Traffic Manners in Fukuoka: A How-To Guide

Bus exiting the Tenjin Bus Terminal*

Fukuoka has some of the most creative traffic manners in Japan, but to the uninformed and inexperienced, things may be a bit confusing at first. The following is a set of general guidelines and tips to make sure you can get around just like a native Fukuokan.**


  • Never look where you are going. In fact, it’s acceptable to roam around in a daze, tracing an unpredictable zig-zag pattern along the sidewalk. Just imagine yourself as a drunk, disoriented lemming.
  • If there are two of you, make sure you space yourselves out just right so you can block bikers from passing you even on a two-meter-wide sidewalk.
  • If you are looking at your cell phone, it’s fine to ignore the rest of the world around you–they’ll probably avoid hitting you, anyways. Your text message is more important.
  • If a biker dings his/her bell at you because you are doing any of the above, add a rude comment under your breath as they go by, just so they know you feel inconvenienced. This creates an atmosphere of comfort and communication.
  • Sidewalks are basically optional. Feel free to walk anywhere you like.
  • There is no need to look around before walking into the street.
  • If you are a girl in your early 20s, the entire world must yield to you, so do whatever you want. You are superior to everyone.

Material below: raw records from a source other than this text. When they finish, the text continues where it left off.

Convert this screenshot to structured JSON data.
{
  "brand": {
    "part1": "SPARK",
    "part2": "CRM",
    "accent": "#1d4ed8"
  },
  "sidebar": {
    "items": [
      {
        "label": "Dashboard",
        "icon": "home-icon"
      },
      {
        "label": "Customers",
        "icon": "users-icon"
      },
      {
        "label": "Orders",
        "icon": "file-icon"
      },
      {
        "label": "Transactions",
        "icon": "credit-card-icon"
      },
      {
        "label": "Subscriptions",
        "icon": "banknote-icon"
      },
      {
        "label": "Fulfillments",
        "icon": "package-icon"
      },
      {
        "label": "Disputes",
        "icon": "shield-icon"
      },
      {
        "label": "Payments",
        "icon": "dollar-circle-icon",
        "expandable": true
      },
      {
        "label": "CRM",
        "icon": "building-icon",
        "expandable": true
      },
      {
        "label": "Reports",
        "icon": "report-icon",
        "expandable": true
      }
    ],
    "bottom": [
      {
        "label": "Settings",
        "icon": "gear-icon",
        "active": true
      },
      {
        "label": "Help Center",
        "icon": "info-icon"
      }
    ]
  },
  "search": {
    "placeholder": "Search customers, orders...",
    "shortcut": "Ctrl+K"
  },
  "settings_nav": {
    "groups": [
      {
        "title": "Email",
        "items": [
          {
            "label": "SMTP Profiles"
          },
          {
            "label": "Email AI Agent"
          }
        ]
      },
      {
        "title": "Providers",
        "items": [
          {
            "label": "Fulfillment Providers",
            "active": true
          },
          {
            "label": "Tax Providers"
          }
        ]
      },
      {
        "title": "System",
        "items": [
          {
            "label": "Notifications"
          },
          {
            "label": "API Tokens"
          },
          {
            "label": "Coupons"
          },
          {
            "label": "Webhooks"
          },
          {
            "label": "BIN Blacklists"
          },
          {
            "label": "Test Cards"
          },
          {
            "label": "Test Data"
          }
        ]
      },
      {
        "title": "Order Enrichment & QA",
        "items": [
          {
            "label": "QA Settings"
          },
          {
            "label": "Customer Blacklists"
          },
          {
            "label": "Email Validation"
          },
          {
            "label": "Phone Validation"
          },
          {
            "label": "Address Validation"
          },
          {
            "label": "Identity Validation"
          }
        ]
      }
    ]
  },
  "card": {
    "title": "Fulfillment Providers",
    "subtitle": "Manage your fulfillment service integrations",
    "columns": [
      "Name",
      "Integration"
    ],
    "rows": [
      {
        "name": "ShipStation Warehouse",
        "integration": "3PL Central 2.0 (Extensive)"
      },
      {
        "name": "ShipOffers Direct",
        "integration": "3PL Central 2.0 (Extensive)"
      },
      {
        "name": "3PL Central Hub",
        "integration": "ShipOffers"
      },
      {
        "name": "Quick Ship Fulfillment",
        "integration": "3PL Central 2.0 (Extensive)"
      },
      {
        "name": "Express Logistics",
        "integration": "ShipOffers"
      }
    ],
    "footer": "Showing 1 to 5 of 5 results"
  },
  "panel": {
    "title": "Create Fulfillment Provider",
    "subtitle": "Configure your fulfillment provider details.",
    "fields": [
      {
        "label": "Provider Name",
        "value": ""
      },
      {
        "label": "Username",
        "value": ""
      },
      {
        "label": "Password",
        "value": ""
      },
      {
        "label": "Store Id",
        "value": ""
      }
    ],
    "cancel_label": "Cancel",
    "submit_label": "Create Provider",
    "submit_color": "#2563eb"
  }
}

  • You can ride on any side of the road. It doesn’t matter that traffic travels on the left in Japan in every other situation.
  • It’s most effective to space out while looking approximately one meter ahead of you at a spot on the ground. Don’t worry about oncoming pedestrians, bikers or cars, because they will probably see you anyways. It’s not your responsibly to watch the road.
  • Feel free to text people while biking. Everyone will understand and accommodate your urgent texting needs. Texting and listening to your iPod at the same time earns you bonus points.
  • Swerve unpredictably and travel at half the pace of the pedestrians around you. While some may argue that going so slowly entirely defeats the point of using a bicycle, you know better.

Taxi drivers:

  • Taxis always have right of way. Pedestrians, bikers, people in wheelchairs, the elderly, even small children must wait for you–it’s their fault if they get hit.
  • Hitting pedestrians should generally be avoided, as it may inconvenience your customers or otherwise interfere with business.
  • Red lights are 100% optional.
  • Crosswalk signals for pedestrians are irrelevant. Pedestrians must still yield to taxis. Feel free to accuse them of being negligent if their legal crossing of the street interferes with your need to drive fast.
  • Texting, staring into space, drinking, and looking for items on the floor while driving are all legal, as long as you are going at a reasonable speed (~100 km/h).
  • You may hit and cause grave injuries to bikers if it pleases you.
  • One-way streets are optional.
  • Feel free to stop and contemplate life in the middle of intersection and crosswalks.
  • You may suddenly park at random spots on the sidewalk, even in the middle of a crowded street.

Drivers of personal automobiles and mopeds:

  • Most taxi driver rules apply. However, you must yield to taxis.
  • Mopeds may drive anywhere. Crowded sidewalks are fine–don’t worry about pedestrians, just think of them as inconveniently placed speed-bumps.
  • Traffic laws are an optional formality.
  • You may drive your convertible onto the sidewalk and park it there to chat with an acquaintance you see walking by (yes, this has happened…).

Bus drivers:

  • Make sure you never exceed 10 km/h. Take your time.
  • Never arrive on schedule. You need to make sure your passengers keep on their toes.
  • Mumble every stop name so people can’t understand you. This will reduce the number of times people push the “next stop” button.

* Not really.
** This is sarcasm. All of it. Please don’t do these things.

This entry was posted in History/Culture and tagged , , , , , , , , , , , , , , , , , , , , , , , , . Bookmark the permalink.

1 Response to Traffic Manners in Fukuoka: A How-To Guide

  1. illahee says:


    mostly true, though i find the buses are on time 90% of the time….


Leave a Reply

Fill in your details below or click an icon to log in: Logo

You are commenting using your account. Log Out /  Change )

Google photo

You are commenting using your Google account. Log Out /  Change )

Twitter picture

You are commenting using your Twitter account. Log Out /  Change )

Facebook photo

You are commenting using your Facebook account. Log Out /  Change )

Connecting to %s